The truth is that many of us caregivers forget to look for what is there, in our children's language sand tend to focus on what we think is missing instead. Eventually, the child will typically go back to learning the correct word, "gave".
Deaf children who acquire their first language later in life show lower performance in complex aspects of grammar. Language is only part of what children have to learn and a child who seems slower might be learning in a different way, or concentrating on other things.
Skinner also claimed that no complicated internal mechanisms were needed for language acquisition and that children learning language was virtually the same as lab rats learning to complete tasks. Although there were remarkable similarities in the order in which all learners learned second-language grammar, there were still some differences among individuals and among learners with different first languages.
Children know that there is a model around them that they must learn to follow. No one knows this better than you, because no one knows a child better than a caregiver.
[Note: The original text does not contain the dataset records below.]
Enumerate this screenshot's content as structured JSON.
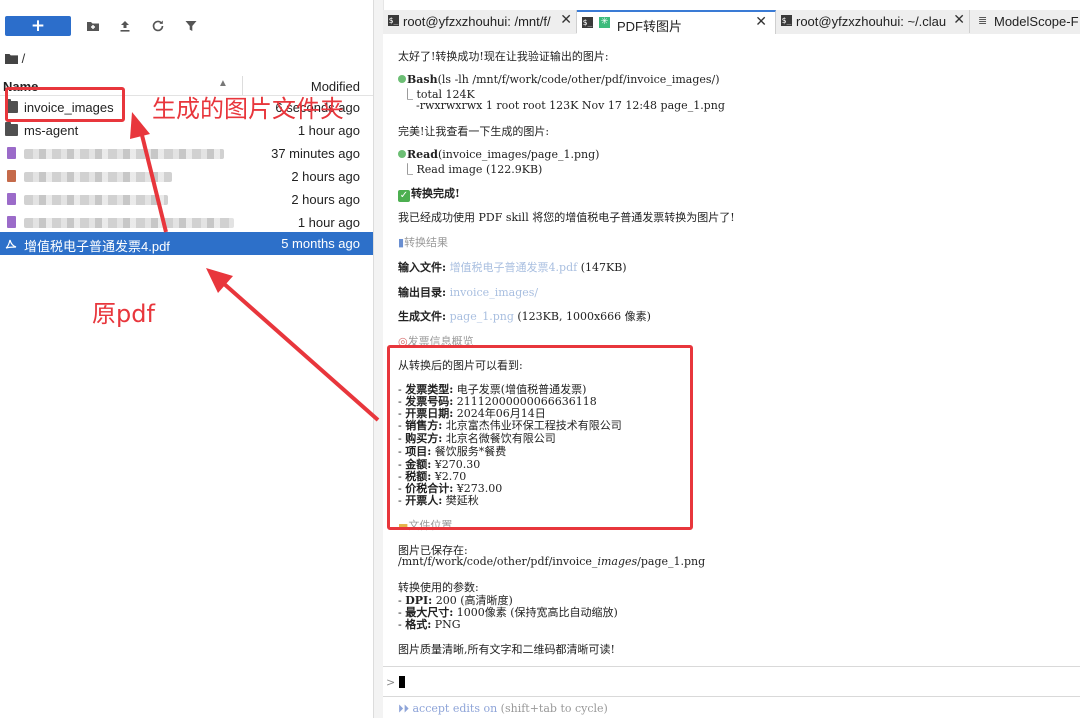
{
  "file_browser": {
    "new_button_label": "+",
    "breadcrumb": "/",
    "columns": {
      "name": "Name",
      "modified": "Modified"
    },
    "rows": [
      {
        "name": "invoice_images",
        "modified": "6 seconds ago",
        "kind": "folder"
      },
      {
        "name": "ms-agent",
        "modified": "1 hour ago",
        "kind": "folder"
      },
      {
        "name": "",
        "modified": "37 minutes ago",
        "kind": "file-blurred"
      },
      {
        "name": "",
        "modified": "2 hours ago",
        "kind": "file-blurred"
      },
      {
        "name": "",
        "modified": "2 hours ago",
        "kind": "file-blurred"
      },
      {
        "name": "",
        "modified": "1 hour ago",
        "kind": "file-blurred"
      },
      {
        "name": "增值税电子普通发票4.pdf",
        "modified": "5 months ago",
        "kind": "pdf",
        "selected": true
      }
    ]
  },
  "tabs": [
    {
      "label": "root@yfzxzhouhui: /mnt/f/",
      "active": false
    },
    {
      "label": "PDF转图片",
      "active": true
    },
    {
      "label": "root@yfzxzhouhui: ~/.clau",
      "active": false
    },
    {
      "label": "ModelScope-F",
      "active": false
    }
  ],
  "terminal": {
    "lines": {
      "l1": "太好了!转换成功!现在让我验证输出的图片:",
      "l2_cmd": "Bash",
      "l2_arg": "(ls -lh /mnt/f/work/code/other/pdf/invoice_images/)",
      "l3": "⎿ total 124K",
      "l4": "-rwxrwxrwx 1 root root 123K Nov 17 12:48 page_1.png",
      "l5": "完美!让我查看一下生成的图片:",
      "l6_cmd": "Read",
      "l6_arg": "(invoice_images/page_1.png)",
      "l7": "⎿ Read image (122.9KB)",
      "l8": "转换完成!",
      "l9": "我已经成功使用 PDF skill 将您的增值税电子普通发票转换为图片了!",
      "l10": "转换结果",
      "l11_label": "输入文件:",
      "l11_link": "增值税电子普通发票4.pdf",
      "l11_rest": " (147KB)",
      "l12_label": "输出目录:",
      "l12_link": "invoice_images/",
      "l13_label": "生成文件:",
      "l13_link": "page_1.png",
      "l13_rest": " (123KB, 1000x666 像素)",
      "l14": "发票信息概览",
      "l15": "从转换后的图片可以看到:",
      "inv1_k": "发票类型:",
      "inv1_v": " 电子发票(增值税普通发票)",
      "inv2_k": "发票号码:",
      "inv2_v": " 21112000000066636118",
      "inv3_k": "开票日期:",
      "inv3_v": " 2024年06月14日",
      "inv4_k": "销售方:",
      "inv4_v": " 北京富杰伟业环保工程技术有限公司",
      "inv5_k": "购买方:",
      "inv5_v": " 北京名微餐饮有限公司",
      "inv6_k": "项目:",
      "inv6_v": " 餐饮服务*餐费",
      "inv7_k": "金额:",
      "inv7_v": " ¥270.30",
      "inv8_k": "税额:",
      "inv8_v": " ¥2.70",
      "inv9_k": "价税合计:",
      "inv9_v": " ¥273.00",
      "inv10_k": "开票人:",
      "inv10_v": " 樊延秋",
      "l16": "文件位置",
      "l17": "图片已保存在:",
      "l18a": "/mnt/f/work/code/other/pdf/invoice_",
      "l18b": "images",
      "l18c": "/page_",
      "l18d": "1.png",
      "l19": "转换使用的参数:",
      "p1_k": "DPI:",
      "p1_v": " 200 (高清晰度)",
      "p2_k": "最大尺寸:",
      "p2_v": " 1000像素 (保持宽高比自动缩放)",
      "p3_k": "格式:",
      "p3_v": " PNG",
      "l20": "图片质量清晰,所有文字和二维码都清晰可读!",
      "prompt": ">",
      "accept": "⏵⏵ accept edits on",
      "accept_hint": " (shift+tab to cycle)"
    }
  },
  "annotations": {
    "folder_note": "生成的图片文件夹",
    "pdf_note": "原pdf",
    "accent_color": "#e8363c"
  }
}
A child who was 'found' in and who had never had any positive interaction to develop language acquisition.
So far we have looked at various ways of accounting for our phonetic, phonological, morphological, syntactic, semantic and pragmatic competence in our language s.Start studying Stages of Child Language Acquisition.
Learn vocabulary, terms, and more with flashcards, games, and other study tools. Start studying Stages of Child Language Acquisition. Learn vocabulary, terms, and more with flashcards, games, and other study tools.
Stages of language acquisition in children. In nearly all cases, children's language development follows a predictable sequence. However, there is a great deal of variation in the age at which children reach a given milestone.
This chapter discusses a comprehensive approach to speech and language treatment from infancy through elementary school, which considers the communication strengths and challenges for children with Down syndrome, as well as the specific needs of the individual child with Down syndrome.
Another reason for all teachers to gain insights into their students' stages of second language acquisition is to meet the requirements of the No Child Left Behind Act, which requires ELLs to progress in their content knowledge and in their English language proficiency.
Five stages of second language acquisition Proponents of second language acquisition theories, including Oliveri and Judie Haynes, another ESL teacher with 28 years of experience, identify five distinct stages of second language acquisition as originally espoused by linguist Stephen Krashen.Download